What is needed is the number of lines below that contain the word "UserClosed", with no other output.

>>

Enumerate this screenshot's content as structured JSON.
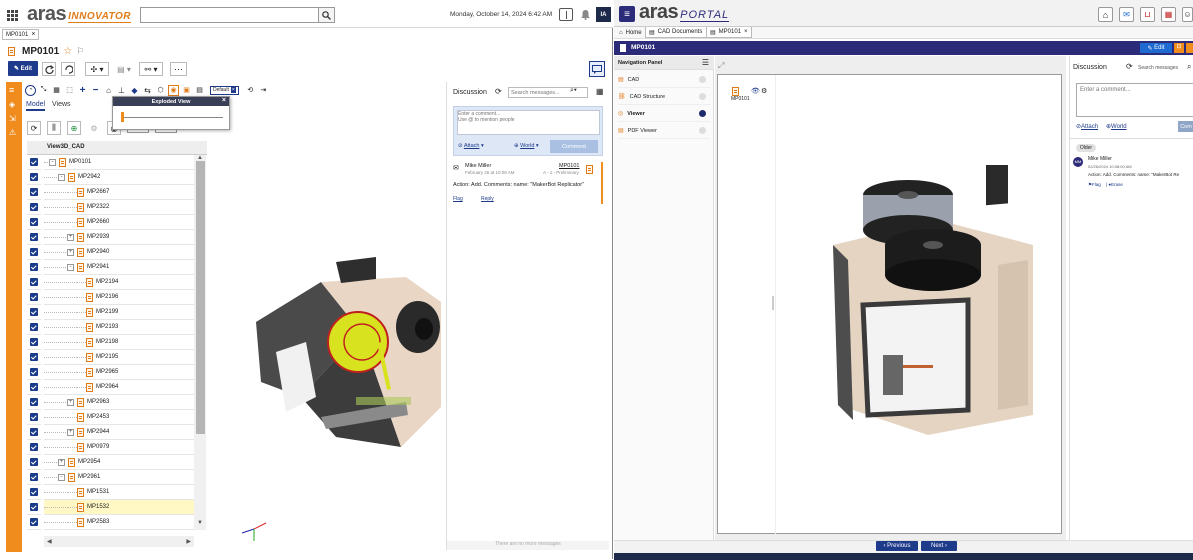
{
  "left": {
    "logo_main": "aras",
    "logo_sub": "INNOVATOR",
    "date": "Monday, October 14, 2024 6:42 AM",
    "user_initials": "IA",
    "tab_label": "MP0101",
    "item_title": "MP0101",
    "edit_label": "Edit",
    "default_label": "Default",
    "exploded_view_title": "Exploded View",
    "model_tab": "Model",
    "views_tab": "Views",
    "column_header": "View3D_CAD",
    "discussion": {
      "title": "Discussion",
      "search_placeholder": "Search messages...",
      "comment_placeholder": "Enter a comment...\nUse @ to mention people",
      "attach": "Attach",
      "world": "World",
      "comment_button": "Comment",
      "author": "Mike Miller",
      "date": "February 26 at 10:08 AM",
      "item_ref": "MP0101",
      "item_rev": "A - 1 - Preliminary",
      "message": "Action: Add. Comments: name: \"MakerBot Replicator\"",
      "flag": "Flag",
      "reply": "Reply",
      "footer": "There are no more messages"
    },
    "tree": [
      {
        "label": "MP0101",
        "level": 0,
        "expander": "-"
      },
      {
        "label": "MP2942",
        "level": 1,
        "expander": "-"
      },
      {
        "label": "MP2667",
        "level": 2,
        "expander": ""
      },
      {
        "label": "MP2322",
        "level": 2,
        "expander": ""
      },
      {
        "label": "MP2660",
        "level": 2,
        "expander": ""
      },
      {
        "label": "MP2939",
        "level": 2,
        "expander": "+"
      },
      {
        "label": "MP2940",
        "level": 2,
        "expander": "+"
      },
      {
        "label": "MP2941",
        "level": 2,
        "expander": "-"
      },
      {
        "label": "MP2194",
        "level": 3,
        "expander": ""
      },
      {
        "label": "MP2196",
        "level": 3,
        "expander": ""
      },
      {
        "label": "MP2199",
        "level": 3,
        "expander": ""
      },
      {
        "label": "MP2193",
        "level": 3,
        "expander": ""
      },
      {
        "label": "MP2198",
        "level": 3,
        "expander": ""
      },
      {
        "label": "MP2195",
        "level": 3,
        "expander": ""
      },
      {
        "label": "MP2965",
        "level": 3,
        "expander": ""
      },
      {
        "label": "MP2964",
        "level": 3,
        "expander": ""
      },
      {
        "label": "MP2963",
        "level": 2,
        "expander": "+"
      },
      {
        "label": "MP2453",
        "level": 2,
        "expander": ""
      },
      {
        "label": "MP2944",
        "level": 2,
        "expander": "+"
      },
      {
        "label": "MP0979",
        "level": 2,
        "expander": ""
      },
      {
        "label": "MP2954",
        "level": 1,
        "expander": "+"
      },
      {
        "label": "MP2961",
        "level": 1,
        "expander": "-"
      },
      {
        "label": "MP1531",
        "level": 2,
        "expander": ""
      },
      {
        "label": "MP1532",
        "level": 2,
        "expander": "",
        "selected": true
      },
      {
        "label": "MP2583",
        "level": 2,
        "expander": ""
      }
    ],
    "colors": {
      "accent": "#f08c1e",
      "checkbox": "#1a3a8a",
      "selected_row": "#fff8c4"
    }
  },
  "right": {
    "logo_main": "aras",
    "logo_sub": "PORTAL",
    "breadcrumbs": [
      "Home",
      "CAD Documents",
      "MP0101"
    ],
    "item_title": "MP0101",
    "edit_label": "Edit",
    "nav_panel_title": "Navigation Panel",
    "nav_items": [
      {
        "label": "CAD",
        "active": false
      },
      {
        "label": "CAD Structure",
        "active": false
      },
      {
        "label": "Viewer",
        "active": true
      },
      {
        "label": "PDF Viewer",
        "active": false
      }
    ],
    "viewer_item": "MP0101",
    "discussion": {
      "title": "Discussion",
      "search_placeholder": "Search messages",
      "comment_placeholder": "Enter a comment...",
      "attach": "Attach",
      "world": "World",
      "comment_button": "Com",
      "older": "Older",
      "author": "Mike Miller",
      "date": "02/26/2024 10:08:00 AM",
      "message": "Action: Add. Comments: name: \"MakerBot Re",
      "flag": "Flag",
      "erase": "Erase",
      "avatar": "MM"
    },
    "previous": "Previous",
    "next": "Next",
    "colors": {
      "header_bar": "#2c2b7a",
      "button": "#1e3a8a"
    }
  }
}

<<
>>

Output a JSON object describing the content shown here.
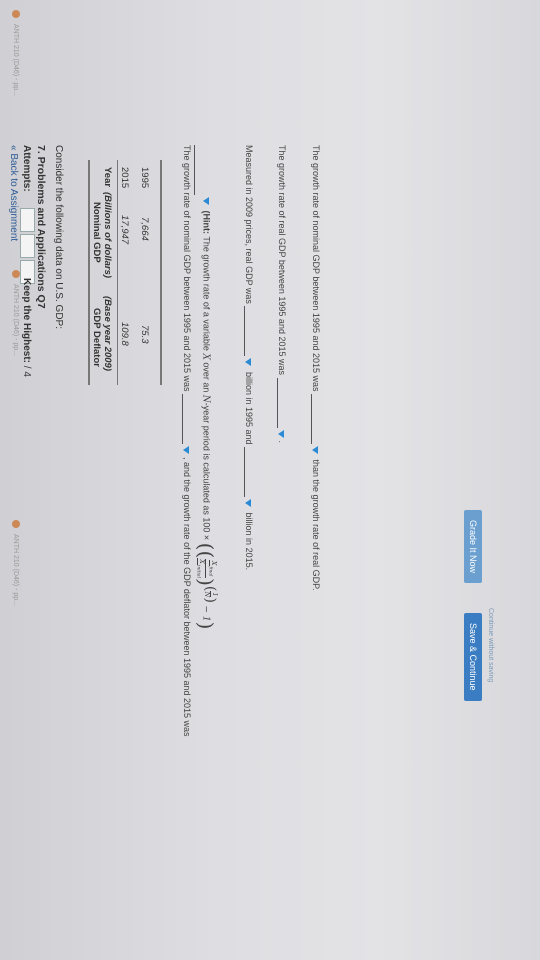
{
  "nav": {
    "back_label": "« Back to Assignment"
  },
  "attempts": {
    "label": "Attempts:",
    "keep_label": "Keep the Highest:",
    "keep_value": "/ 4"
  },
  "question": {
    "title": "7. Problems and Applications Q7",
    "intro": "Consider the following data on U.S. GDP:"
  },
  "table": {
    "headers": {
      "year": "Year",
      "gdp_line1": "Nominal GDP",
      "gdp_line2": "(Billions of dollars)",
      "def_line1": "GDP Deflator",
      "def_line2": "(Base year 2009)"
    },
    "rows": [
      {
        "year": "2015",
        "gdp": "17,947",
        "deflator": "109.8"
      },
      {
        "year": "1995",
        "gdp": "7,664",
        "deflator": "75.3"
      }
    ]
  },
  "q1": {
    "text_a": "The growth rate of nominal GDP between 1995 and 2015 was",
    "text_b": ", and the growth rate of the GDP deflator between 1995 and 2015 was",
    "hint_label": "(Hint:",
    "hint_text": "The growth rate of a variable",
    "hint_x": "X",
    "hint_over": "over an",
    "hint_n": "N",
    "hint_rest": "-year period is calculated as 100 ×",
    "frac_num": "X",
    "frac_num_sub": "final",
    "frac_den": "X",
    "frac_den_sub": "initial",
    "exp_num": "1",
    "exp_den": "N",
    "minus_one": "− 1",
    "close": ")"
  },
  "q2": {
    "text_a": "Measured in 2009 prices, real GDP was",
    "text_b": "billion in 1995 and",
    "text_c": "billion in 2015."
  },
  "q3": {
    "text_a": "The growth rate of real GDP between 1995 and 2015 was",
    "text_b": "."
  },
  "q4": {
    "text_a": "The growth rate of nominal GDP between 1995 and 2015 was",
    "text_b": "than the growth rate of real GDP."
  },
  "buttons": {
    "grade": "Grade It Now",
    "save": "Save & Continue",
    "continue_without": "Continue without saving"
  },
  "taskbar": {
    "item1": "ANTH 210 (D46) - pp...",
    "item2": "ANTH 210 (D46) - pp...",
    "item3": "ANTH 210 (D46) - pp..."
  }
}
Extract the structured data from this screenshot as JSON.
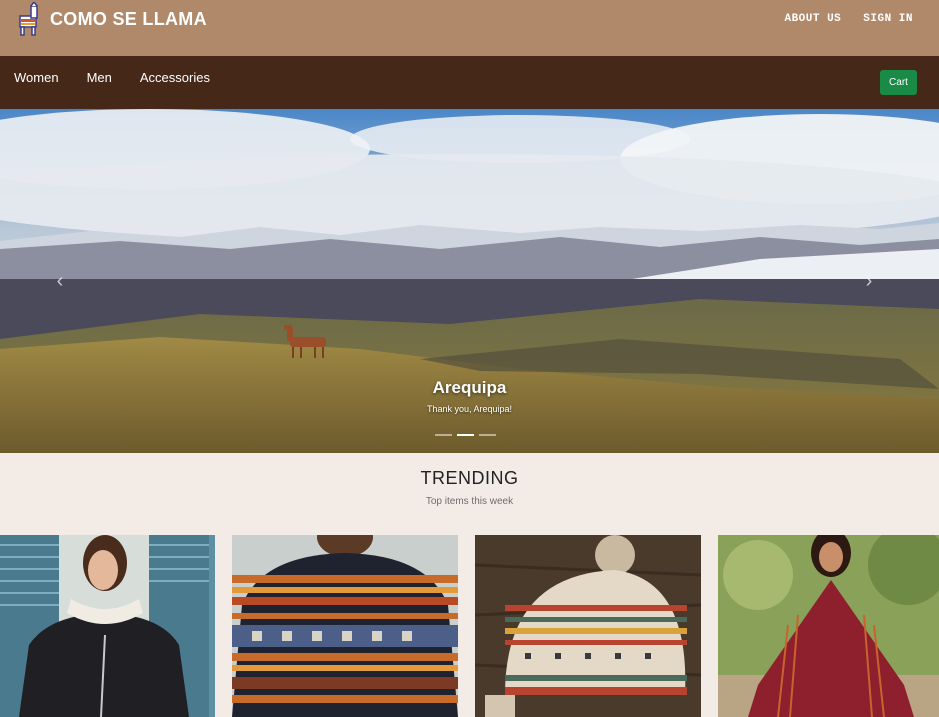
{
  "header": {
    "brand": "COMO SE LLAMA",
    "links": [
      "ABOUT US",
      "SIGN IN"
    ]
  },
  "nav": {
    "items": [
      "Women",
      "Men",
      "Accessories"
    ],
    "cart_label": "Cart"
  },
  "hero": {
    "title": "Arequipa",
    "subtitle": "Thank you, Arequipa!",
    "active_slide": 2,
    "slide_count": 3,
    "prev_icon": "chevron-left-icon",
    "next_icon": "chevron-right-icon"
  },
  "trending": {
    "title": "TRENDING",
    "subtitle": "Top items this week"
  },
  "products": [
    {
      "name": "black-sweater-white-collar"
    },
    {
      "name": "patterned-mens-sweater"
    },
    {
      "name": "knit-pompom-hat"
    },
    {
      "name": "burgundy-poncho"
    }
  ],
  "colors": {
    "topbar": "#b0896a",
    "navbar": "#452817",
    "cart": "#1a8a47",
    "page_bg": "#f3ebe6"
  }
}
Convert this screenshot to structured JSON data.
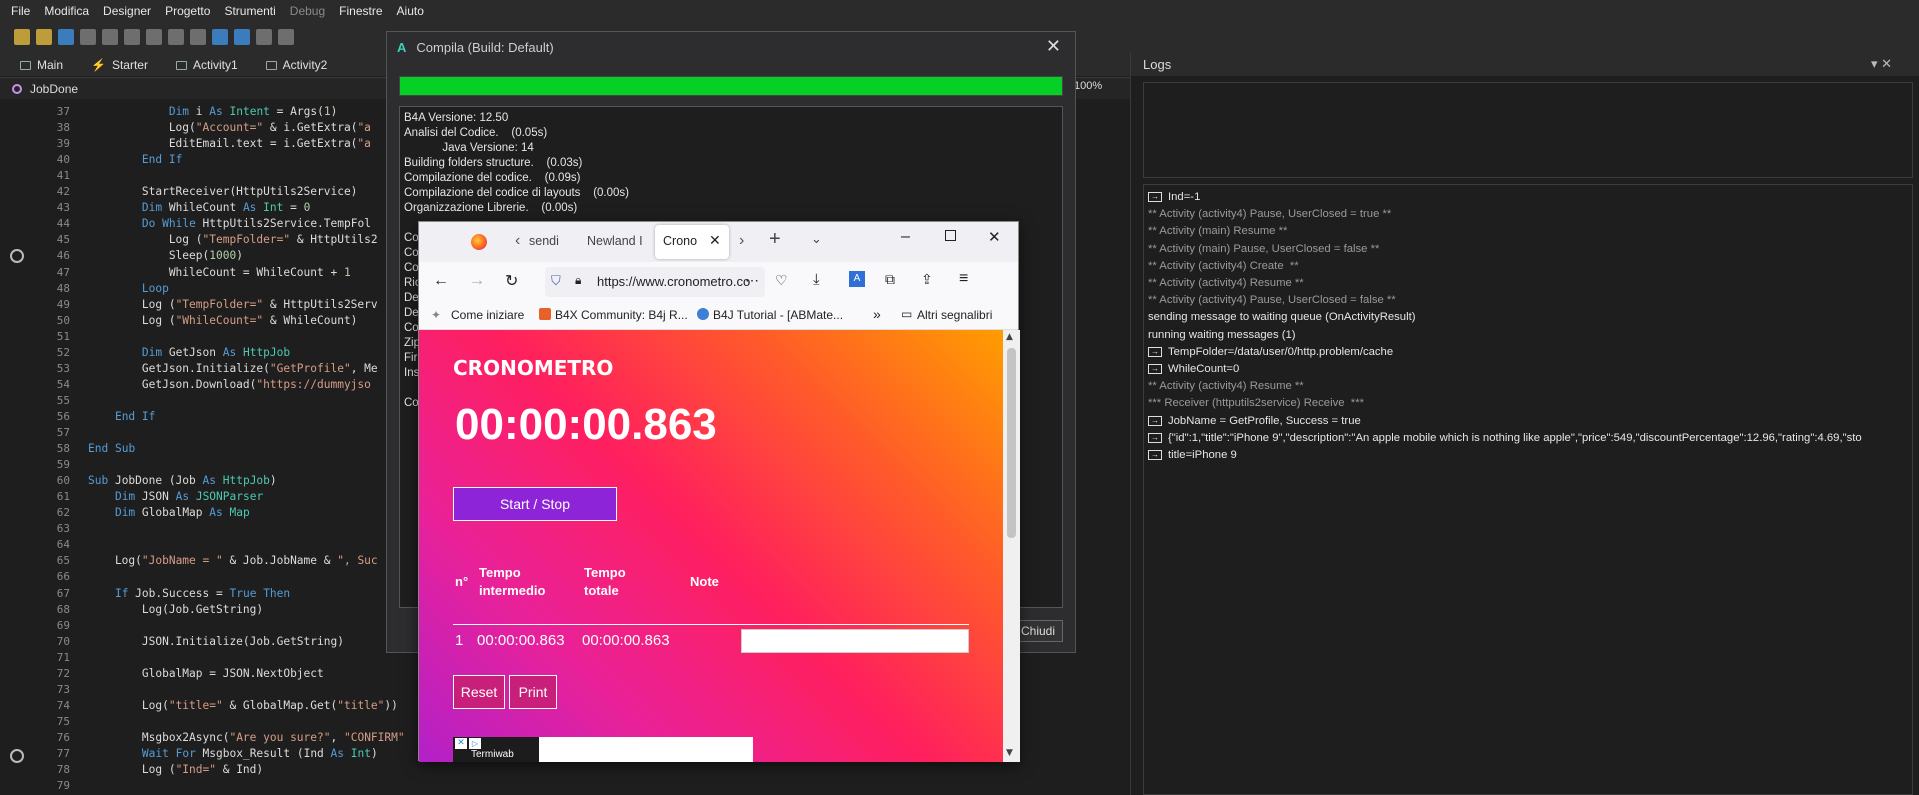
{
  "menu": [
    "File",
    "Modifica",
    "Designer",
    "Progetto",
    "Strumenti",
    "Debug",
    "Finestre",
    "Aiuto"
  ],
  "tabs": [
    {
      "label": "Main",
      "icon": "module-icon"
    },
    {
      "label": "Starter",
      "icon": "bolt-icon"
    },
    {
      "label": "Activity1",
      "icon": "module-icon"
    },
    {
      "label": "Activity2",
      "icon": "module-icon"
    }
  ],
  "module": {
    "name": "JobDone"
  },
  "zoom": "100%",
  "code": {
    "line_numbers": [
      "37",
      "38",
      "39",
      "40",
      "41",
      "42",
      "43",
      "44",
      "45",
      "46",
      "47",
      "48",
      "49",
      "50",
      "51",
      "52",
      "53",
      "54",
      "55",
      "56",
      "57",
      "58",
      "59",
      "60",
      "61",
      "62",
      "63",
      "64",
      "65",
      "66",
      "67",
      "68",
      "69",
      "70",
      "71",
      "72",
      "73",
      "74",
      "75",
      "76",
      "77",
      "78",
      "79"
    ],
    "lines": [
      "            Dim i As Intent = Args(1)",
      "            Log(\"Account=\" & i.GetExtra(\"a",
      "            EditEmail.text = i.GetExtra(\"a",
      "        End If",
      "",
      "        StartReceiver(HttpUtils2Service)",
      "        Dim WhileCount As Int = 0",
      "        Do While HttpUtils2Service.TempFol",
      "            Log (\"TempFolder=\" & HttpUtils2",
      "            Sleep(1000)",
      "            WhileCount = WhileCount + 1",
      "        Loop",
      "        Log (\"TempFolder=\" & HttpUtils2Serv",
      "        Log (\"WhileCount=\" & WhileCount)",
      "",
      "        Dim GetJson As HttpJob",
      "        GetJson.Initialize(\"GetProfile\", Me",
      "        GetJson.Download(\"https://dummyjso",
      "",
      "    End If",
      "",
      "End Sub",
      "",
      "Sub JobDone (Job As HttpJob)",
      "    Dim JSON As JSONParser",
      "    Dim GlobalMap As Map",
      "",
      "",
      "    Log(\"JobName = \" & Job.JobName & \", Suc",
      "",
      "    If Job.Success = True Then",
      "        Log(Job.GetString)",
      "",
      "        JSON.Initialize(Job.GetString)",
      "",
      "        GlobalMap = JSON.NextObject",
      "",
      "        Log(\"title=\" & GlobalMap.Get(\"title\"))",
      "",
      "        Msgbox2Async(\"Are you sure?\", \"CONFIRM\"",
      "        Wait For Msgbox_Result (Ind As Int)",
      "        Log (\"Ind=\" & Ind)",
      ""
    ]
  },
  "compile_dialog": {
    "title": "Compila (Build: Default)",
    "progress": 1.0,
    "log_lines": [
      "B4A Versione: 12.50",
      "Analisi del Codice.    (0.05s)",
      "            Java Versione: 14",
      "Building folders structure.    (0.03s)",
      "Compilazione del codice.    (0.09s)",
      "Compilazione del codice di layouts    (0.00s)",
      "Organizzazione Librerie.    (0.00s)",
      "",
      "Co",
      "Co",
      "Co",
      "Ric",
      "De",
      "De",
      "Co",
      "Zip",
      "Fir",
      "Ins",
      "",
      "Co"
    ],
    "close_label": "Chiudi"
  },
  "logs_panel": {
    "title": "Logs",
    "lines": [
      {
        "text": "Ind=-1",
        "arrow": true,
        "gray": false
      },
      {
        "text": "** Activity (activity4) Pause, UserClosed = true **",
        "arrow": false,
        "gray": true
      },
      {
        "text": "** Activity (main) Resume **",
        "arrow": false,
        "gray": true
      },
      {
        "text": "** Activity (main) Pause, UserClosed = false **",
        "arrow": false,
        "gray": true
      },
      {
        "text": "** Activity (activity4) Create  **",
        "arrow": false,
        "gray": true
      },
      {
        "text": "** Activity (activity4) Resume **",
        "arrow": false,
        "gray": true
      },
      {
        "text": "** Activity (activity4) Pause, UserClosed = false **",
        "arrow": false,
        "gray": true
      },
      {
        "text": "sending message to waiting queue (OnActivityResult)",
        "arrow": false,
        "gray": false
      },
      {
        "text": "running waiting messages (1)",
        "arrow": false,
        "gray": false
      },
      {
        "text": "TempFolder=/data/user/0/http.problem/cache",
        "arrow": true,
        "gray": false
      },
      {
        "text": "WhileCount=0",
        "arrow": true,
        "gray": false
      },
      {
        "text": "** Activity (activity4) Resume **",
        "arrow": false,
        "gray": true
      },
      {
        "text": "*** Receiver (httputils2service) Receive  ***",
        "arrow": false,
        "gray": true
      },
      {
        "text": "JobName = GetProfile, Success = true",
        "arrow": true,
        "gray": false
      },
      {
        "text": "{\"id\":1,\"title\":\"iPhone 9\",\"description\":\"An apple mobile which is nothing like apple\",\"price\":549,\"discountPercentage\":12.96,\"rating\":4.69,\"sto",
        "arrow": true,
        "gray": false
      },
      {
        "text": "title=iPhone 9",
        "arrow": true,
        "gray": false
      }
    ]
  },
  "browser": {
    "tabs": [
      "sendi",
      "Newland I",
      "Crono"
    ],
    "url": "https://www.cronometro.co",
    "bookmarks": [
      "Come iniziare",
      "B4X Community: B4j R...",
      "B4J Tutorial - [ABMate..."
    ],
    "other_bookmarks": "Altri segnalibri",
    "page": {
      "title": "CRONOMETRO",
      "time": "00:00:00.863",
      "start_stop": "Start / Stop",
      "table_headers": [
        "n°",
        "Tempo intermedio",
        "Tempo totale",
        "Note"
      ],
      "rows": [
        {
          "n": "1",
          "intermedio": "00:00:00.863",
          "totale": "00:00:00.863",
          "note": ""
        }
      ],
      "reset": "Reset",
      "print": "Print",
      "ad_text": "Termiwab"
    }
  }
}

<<
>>

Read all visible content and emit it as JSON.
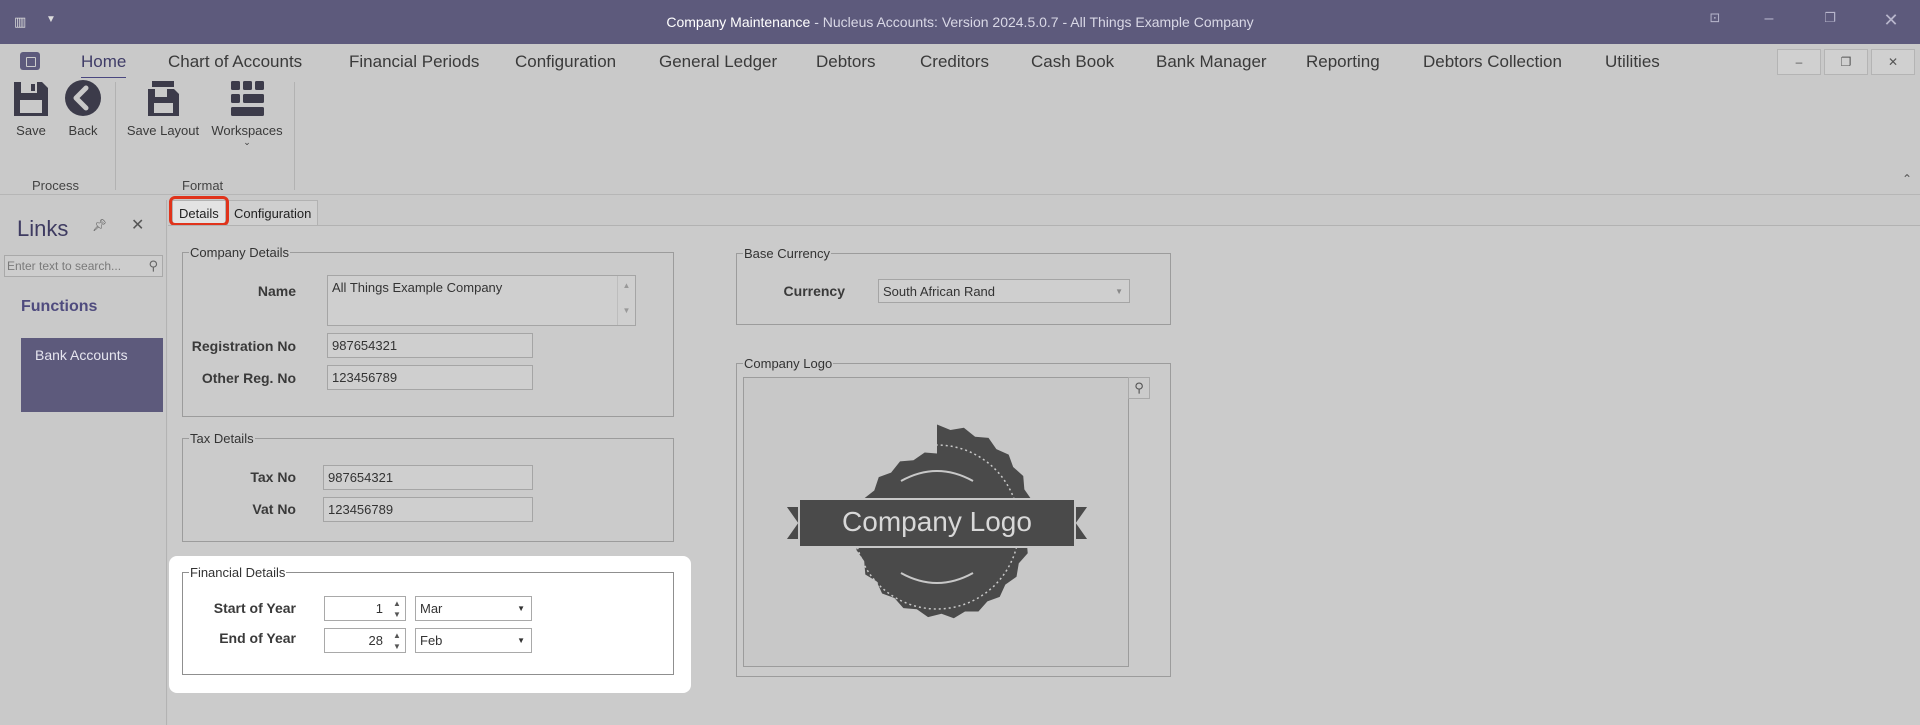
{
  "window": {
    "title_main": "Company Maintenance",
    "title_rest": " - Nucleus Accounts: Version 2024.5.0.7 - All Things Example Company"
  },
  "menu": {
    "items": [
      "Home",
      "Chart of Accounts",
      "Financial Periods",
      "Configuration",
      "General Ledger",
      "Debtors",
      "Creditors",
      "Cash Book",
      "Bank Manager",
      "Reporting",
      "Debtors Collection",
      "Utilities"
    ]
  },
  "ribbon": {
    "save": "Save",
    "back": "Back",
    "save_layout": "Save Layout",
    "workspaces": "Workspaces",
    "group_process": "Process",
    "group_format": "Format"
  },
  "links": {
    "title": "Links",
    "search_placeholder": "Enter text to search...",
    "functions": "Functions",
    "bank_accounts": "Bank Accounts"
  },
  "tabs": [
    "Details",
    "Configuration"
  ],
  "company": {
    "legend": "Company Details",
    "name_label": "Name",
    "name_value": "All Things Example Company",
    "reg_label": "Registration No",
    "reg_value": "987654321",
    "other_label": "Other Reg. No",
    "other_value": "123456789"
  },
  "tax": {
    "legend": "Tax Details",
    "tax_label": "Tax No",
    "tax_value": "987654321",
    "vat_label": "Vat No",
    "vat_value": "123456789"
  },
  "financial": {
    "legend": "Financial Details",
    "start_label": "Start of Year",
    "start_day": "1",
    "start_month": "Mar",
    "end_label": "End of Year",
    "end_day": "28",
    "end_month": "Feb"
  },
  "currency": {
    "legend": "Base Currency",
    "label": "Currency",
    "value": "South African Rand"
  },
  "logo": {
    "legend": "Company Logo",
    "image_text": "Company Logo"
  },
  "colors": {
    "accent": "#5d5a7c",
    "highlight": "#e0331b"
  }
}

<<

• **Exercise response**: 3